Supplied material Start Marker

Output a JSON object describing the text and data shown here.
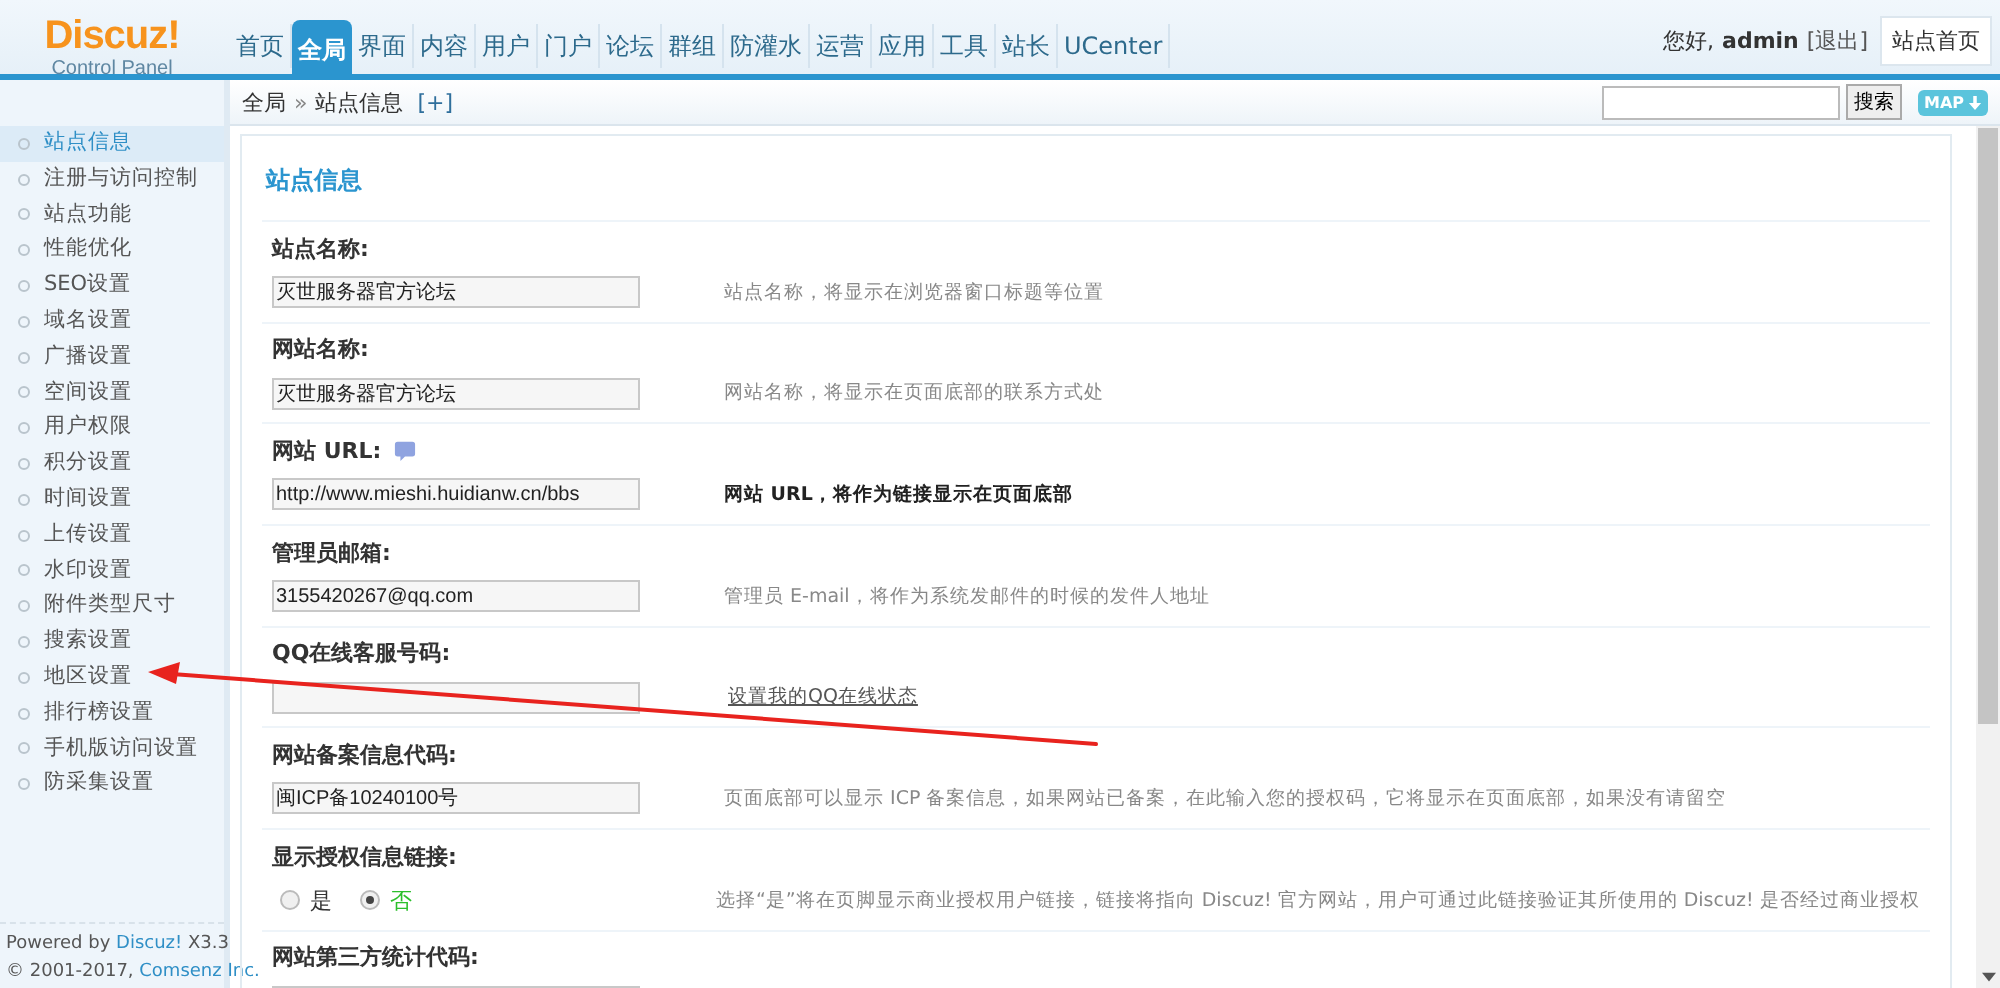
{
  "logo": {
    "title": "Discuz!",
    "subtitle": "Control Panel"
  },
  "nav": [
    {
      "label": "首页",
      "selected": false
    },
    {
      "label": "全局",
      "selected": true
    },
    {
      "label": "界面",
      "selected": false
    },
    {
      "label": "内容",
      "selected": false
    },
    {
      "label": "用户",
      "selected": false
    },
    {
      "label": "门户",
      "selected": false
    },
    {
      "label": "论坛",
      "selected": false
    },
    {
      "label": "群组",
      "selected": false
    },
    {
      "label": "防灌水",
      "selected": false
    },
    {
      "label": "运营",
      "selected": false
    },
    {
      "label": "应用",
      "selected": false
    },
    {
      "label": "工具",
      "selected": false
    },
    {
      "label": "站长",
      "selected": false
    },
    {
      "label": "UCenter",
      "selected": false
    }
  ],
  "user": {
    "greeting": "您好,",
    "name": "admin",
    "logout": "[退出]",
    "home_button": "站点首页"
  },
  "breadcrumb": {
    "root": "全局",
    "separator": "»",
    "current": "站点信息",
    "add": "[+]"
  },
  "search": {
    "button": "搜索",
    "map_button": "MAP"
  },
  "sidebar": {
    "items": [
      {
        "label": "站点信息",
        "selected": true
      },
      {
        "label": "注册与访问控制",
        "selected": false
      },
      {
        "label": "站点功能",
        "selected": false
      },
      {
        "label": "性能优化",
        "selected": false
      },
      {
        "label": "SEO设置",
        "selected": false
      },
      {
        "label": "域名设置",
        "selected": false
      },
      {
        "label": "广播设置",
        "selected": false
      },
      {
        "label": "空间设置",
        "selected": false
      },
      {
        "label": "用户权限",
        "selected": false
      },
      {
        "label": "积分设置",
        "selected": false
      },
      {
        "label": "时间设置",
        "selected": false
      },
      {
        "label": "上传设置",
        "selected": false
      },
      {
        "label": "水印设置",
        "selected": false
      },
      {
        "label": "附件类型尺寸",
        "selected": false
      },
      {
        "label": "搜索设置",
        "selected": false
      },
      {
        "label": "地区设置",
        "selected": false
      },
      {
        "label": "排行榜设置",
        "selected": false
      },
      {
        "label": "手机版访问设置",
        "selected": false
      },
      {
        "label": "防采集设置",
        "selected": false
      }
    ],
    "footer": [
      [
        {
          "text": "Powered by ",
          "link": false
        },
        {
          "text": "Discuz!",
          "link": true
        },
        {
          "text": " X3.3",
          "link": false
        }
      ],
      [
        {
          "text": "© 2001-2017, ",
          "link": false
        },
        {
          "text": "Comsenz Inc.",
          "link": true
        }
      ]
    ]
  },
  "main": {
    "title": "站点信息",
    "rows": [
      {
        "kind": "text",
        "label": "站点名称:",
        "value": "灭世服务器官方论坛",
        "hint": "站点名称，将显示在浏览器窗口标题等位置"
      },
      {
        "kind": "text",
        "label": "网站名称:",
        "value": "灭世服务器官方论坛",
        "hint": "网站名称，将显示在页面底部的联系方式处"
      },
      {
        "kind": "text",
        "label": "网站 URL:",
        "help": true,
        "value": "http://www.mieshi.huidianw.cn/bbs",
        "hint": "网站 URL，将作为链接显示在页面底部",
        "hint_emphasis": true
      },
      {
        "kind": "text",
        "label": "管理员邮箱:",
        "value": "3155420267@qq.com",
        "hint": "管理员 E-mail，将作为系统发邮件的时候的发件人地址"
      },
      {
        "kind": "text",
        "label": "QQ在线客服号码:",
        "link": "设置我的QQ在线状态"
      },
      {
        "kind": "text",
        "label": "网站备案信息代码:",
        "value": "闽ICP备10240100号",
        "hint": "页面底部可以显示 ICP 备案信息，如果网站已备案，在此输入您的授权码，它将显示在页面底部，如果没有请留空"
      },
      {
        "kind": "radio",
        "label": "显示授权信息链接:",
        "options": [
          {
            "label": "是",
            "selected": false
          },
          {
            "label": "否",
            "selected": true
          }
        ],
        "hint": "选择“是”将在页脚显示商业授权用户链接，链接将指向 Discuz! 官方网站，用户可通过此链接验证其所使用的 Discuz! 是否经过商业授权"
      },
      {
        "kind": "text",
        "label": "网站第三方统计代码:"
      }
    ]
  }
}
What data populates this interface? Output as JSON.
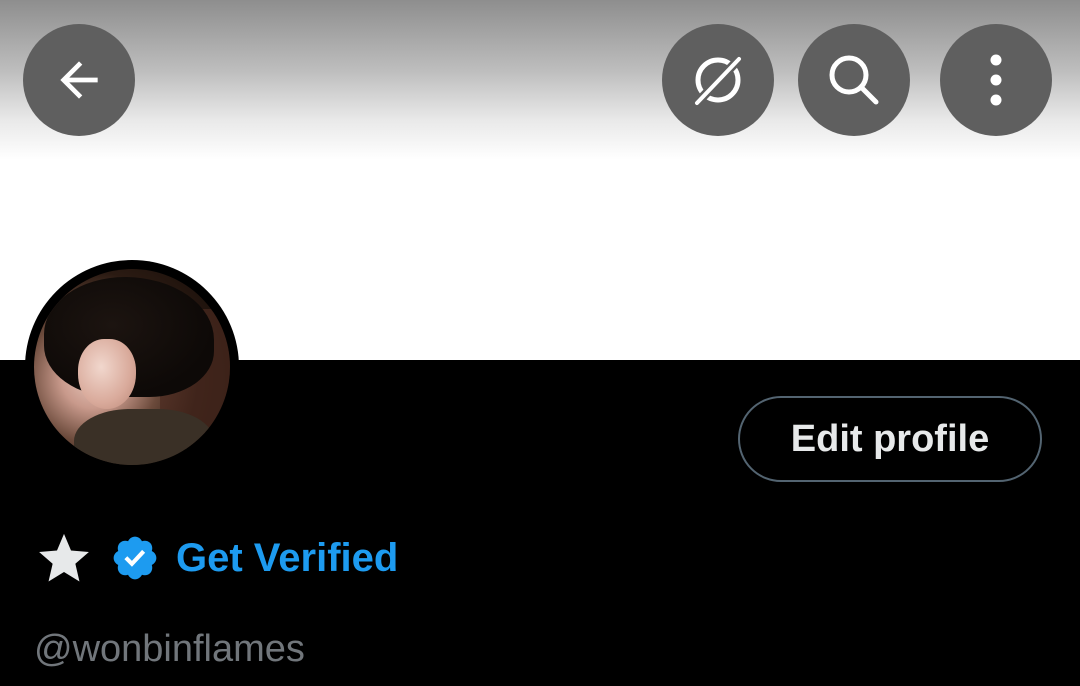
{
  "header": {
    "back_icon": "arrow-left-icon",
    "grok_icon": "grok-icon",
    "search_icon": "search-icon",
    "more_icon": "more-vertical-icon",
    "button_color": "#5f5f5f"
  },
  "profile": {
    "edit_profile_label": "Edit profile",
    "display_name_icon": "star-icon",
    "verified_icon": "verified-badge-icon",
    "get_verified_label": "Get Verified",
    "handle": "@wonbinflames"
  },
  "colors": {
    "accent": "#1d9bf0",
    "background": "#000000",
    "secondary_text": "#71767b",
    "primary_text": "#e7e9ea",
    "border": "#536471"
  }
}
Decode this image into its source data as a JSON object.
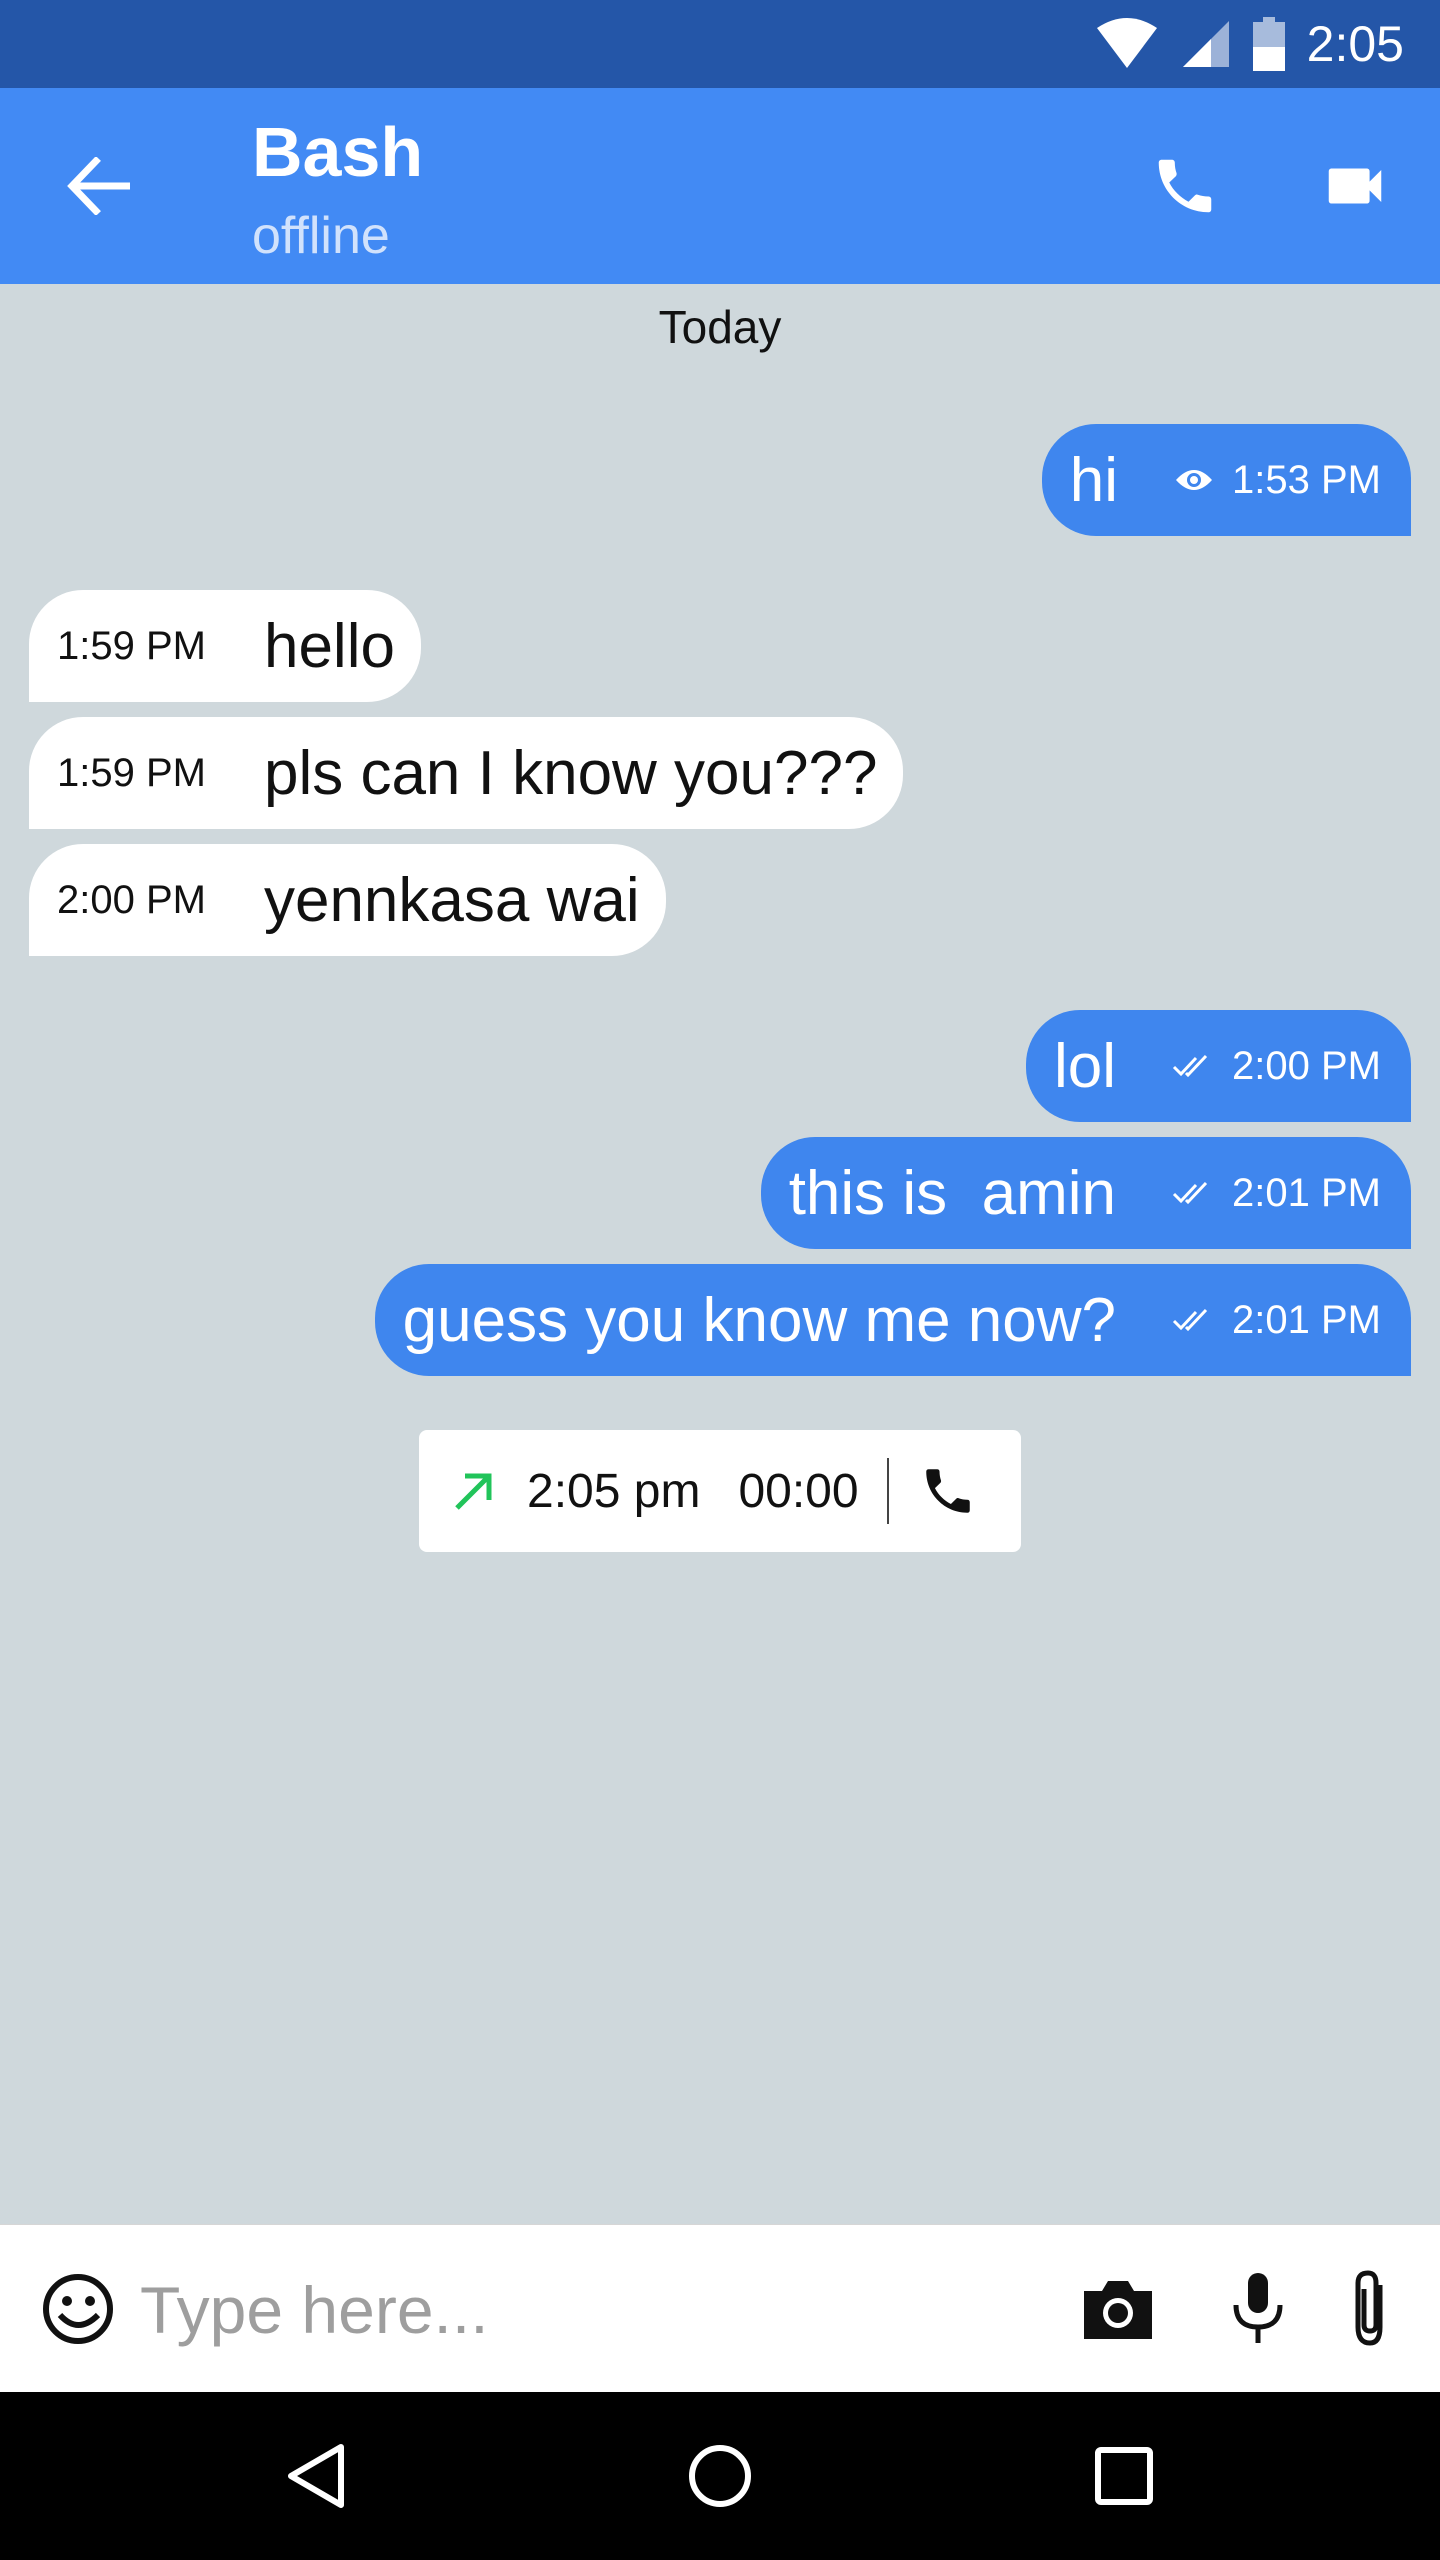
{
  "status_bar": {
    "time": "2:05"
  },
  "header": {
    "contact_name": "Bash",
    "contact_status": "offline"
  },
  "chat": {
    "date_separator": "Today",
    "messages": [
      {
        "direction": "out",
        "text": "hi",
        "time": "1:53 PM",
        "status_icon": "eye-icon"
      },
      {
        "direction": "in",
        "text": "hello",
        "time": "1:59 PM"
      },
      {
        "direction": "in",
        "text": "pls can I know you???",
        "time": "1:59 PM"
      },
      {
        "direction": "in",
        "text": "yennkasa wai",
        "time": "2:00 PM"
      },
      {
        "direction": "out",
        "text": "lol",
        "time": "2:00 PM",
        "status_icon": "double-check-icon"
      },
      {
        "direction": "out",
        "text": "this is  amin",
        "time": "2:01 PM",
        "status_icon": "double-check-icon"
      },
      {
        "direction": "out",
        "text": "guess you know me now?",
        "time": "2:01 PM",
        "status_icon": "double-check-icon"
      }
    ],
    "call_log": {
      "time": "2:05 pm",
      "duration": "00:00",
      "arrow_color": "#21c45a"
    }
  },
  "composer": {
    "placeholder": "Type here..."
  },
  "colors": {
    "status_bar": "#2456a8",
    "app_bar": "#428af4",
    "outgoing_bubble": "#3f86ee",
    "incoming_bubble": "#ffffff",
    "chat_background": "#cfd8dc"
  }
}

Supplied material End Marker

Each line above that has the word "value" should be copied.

        "value": "灭世服务器官方论坛",
        "value": "灭世服务器官方论坛",
        "value": "http://www.mieshi.huidianw.cn/bbs",
        "value": "3155420267@qq.com",
        "value": "闽ICP备10240100号",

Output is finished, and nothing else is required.